Posts Tagged ‘Debt’

The Future of Digital Currencies

October 6th, 2022

The printing press caused a revolution in its time, hailed as a democratic force for good by many. Books available to the masses was indeed a revolution; and now we also have e-books and technological devices to read them with. The fact that the original words have been encoded into a numerical form and decoded back to words electronically does not mean we trust less the words we are reading, but we may still prefer the aesthetics of a physical book than a piece of high-tech plastic which needs to have its battery charged to keep working. Can digital currencies such as bitcoin really provide a contribution to positive social change in as spectacular a way?

To answer this we must ask what of money, how are we to understand it, use it and incorporate it into a sustainable model of a ‘better world for all?’ Money, unlike any other form of property, is unique in that it may be used for anything prior to an event even occurring. It implies nothing, yet can be used for great good or great evil, and yet it is only what it is despite its many manifestations and consequences. It is a unique but much misunderstood and misused commodity. Money has the simplicity of facilitating buying and selling, and a mathematical complexity as demonstrated by the financial markets; and yet it has no notion of egalitarianism, moral or ethical decision making. It acts as an autonomous entity, yet it is both endogenous and exogenous to the global community. It has no personality and is easily replaceable, yet it is treated as a finite resource in the global context, its growth governed by a set of complex rules which determine the way in which it may behave. Yet despite this the outcomes are never completely predictable and, furthermore; a commitment to social justice and an aversion to moral turpitude is not a requirement of its use.

In order for a currency to effectively perform the financial functions required of it, the intrinsic-value of money has to be a commonly held belief by those who use it. In November 2013 the US Senate Committee on Homeland Security & Governmental Affairs acknowledged that virtual currencies are a legitimate means of payment, an example of such is Bitcoin. Due to the very low transaction fees charged by the ‘Bitcoin network’ it offers a very real way to allow the transfer of funds from migrant workers sending money back to their families without having to pay high transfer fees currently charged by companies. A European Commission calculated that if the global average remittance of 10% were reduced to 5% (the ’5×5′ initiative endorsed by the G20 in 2011), this could result in an additional US$ 17 billion flowing into developing countries; the use of the blockchain would reduce these fees near to zero. These money transfer companies who extract wealth from the system may become dis-intermediated through the use of such an infrastructure.
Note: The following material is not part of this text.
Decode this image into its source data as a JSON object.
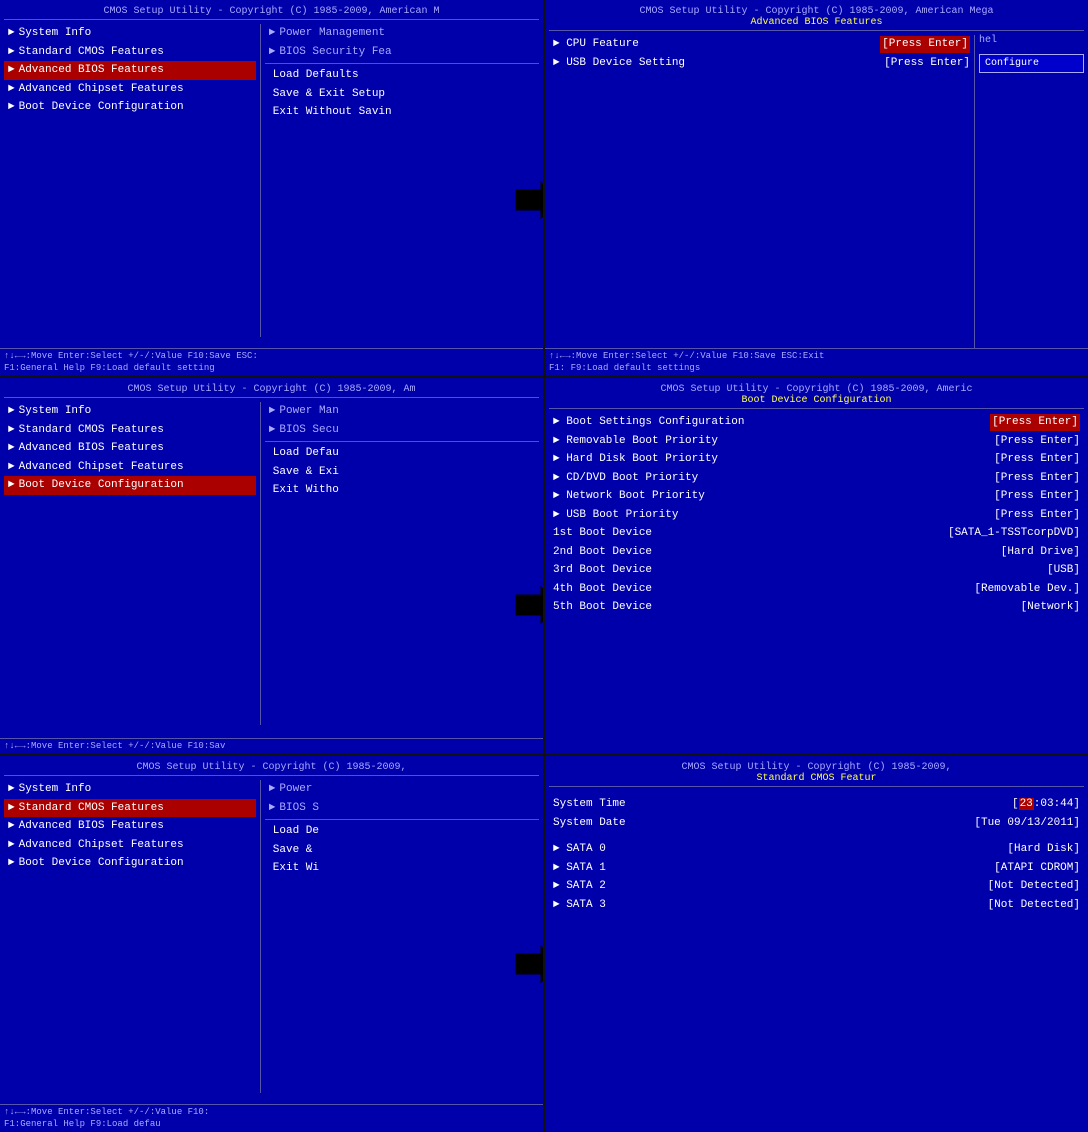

The World’s first Electronic Cryptocurrency Robot

September 29th, 2022

There are a few things to learn: getting and using a software wallet,Guest Posting learning how to send and receive money, learning how to buy bitcoin from a person or an exchange.
Preparation
Before getting started, you will need to get yourself a wallet. You can do this easily enough by registering with one of the exchanges which will host wallet for you. And, although I think you are going to want to have one or more exchange wallets eventually, you should start with one on your own computer both to get a better feel for bitcoin and because the exchanges are still experimental themselves. When we get to that stage of the discussion, I will be advising that you get in the habit of moving your money and coins off the exchanges or diversifying across exchanges to keep your money safe.
What is a wallet?
It is a way to store your bitcoins. Specifically, it is software that has been designed to store bitcoin. It can be run on your desktop computer, laptop, mobile device (except, as yet, Apple) and can also be made to store bitcoins on things like thumb drives. If you are concerned about being hacked, then that is a good option. Even the Winklevoss* twins, who have millions invested in bitcoin, put their investment on hard drives which they then put into a safety deposit box.
*The Winklevoss twins are the ones who originally had the idea for a social networking site that became Facebook. They hired Mark Zuckerberg who took their idea as his own and became immensely rich.
What do you need to know about having a bitcoin wallet on your computer?Below you can download the original bitcoin wallet, or client, in Windows or Mac format. These are not just wallets, but are in fact part of the bitcoin network. They will receive, store, and send your bitcoins. You can create one or more addresses with a click (an address is a number that looks like this: 1LyFcQatbg4BvT9gGTz6VdqqHKpPn5QBuk). You will see a field where you can copy and paste a number like this from a person you want to send money to and off it will go directly into that person’s wallet. You can even create a QR code which will let someone take a picture with an app on their phone and send you somebitcoin. It is perfectly safe to give these out – the address and QR code are both for my donations page. Feel free to donate!
NOTE: This type of wallet acts both as a wallet for you and as part of the bitcoin system. The reason bitcoin works is that every transaction is broadcast and recorded as a number across the entire system (meaning that every transaction is confirmed and made irreversible by the network itself). Any computer with the right software can be part of that system, checking and supporting the network. This wallet serves as your personal wallet and also as a support for that system. Therefore, be aware that it will take up 8-9 gigabytes of your computer’s memory. After you install the wallet, it will take as much as a day for the wallet to sync with the network. This is normal, does not harm your computer, and makes the system as a whole more secure,so it’s a good idea.